Kentucky native plants are valued in the restoration of large natural areas, but many grow successfully in small backyards where they conserve water, attract wildlife and reduce the use of fertilizers and pesticides.
“Some are truly great plants for Kentucky landscapes, but they can be hard for people to find because they’re not carried by large retail nurseries and garden centers,” said Winston “Win” Dunwell, professor of horticulture at the University of Kentucky Research and Education Center at Princeton, Ky.
“Some are easy to propagate, but others, the reason they’re not in the trade, is they are extremely difficult to propagate,” he said
Trillium, for instance, is challenging to grow from seed.

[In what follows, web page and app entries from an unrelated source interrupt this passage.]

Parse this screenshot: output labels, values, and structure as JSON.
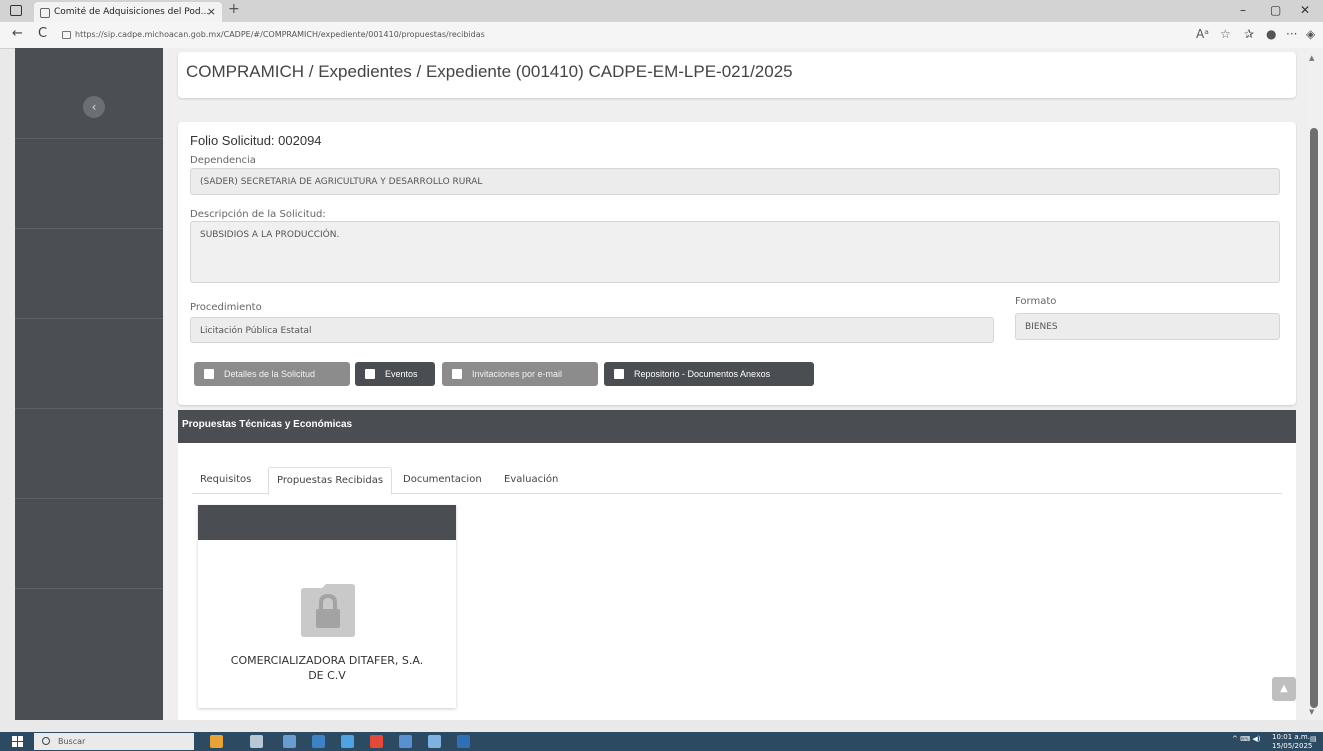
{
  "browser": {
    "tab_title": "Comité de Adquisiciones del Pod...",
    "tab_close": "×",
    "new_tab": "+",
    "url": "https://sip.cadpe.michoacan.gob.mx/CADPE/#/COMPRAMICH/expediente/001410/propuestas/recibidas",
    "win_min": "–",
    "win_max": "▢",
    "win_close": "✕",
    "back": "←",
    "reload": "C",
    "more": "···"
  },
  "breadcrumb": "COMPRAMICH / Expedientes / Expediente (001410) CADPE-EM-LPE-021/2025",
  "request": {
    "folio": "Folio Solicitud: 002094",
    "dependencia_label": "Dependencia",
    "dependencia_value": "(SADER) SECRETARIA DE AGRICULTURA Y DESARROLLO RURAL",
    "descripcion_label": "Descripción de la Solicitud:",
    "descripcion_value": "SUBSIDIOS A LA PRODUCCIÓN.",
    "procedimiento_label": "Procedimiento",
    "procedimiento_value": "Licitación Pública Estatal",
    "formato_label": "Formato",
    "formato_value": "BIENES"
  },
  "actions": {
    "detalles": "Detalles de la Solicitud",
    "eventos": "Eventos",
    "invitaciones": "Invitaciones por e-mail",
    "repositorio": "Repositorio - Documentos Anexos"
  },
  "panel": {
    "title": "Propuestas Técnicas y Económicas",
    "tabs": [
      "Requisitos",
      "Propuestas Recibidas",
      "Documentacion",
      "Evaluación"
    ],
    "active_tab": "Propuestas Recibidas",
    "proposals": [
      {
        "company_line1": "COMERCIALIZADORA DITAFER, S.A.",
        "company_line2": "DE C.V",
        "icon": "locked-folder-icon"
      }
    ]
  },
  "taskbar": {
    "search_placeholder": "Buscar",
    "time": "10:01 a.m.",
    "date": "15/05/2025"
  },
  "colors": {
    "sidebar": "#4b4e52",
    "panel_header": "#4a4d52",
    "button_grey": "#8c8c8c",
    "button_dark": "#4a4d52",
    "taskbar": "#2d4a63"
  }
}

“The way to handle trillium is get a clump and divide it, like you would day lilies,” Dunwell said. “Plant those clumps; they thicken up, and then you’re on your way.”
At a lecture Thursday at UK’s Gluck Equine Research Center, Dunwell will talk about the selection and care of Kentucky native plants, and give tips on propagation.
“There are a lot of plants out there, not readily available in the trade, that homeowners can have in their landscape if they know how to propagate them,” he said.
Like all plants, natives need to sited properly for their particular needs when it comes to sun, shade and soil types. “Bald cypress and buttonbush, for instance, are capable of growing in water or dry upland soils. But they also do well in disturbed, difficult landscape soils,” Dunwell said. “Of course, rhododendrons and a few of the oaks have very specific soil preferences and may not be trouble-free in some Kentucky landscapes.”
Native plants are not always easy to find. The Kentucky Native Plant Society, on its website at Knps.org, lists nurseries in Kentucky, Indiana and Ohio that specialize in native plants.
The Kentucky Division of Forests operates two seedling nurseries to provide free trees. One is at Gilbertsville in Marshall County, the other at Grassy Creek near West Liberty. These nurseries offer 51 species of hardwoods and conifers suitable for planting on crop or pasture land, developing a Christmas tree farm, enhancing wildlife habitat, improving urban areas and reclaiming surface mining sites.
Dunwell cautioned against collecting plants from along roads or in woodland areas. Instead, he recommended rescuing plants from land targeted to become construction sites.
Beverly Fortune is a former Herald-Leader reporter. Reach her at beverlyfortune123@gmail or (859) 948-7846.
If you go
Kentucky native plants: selection and care
When: 7 p.m., March 24
Where: UK Gluck Equine Research Center, 1400 Nicholasville Rd.
Cost: $5 for public; free for Friends of The Arboretum members, students with ID.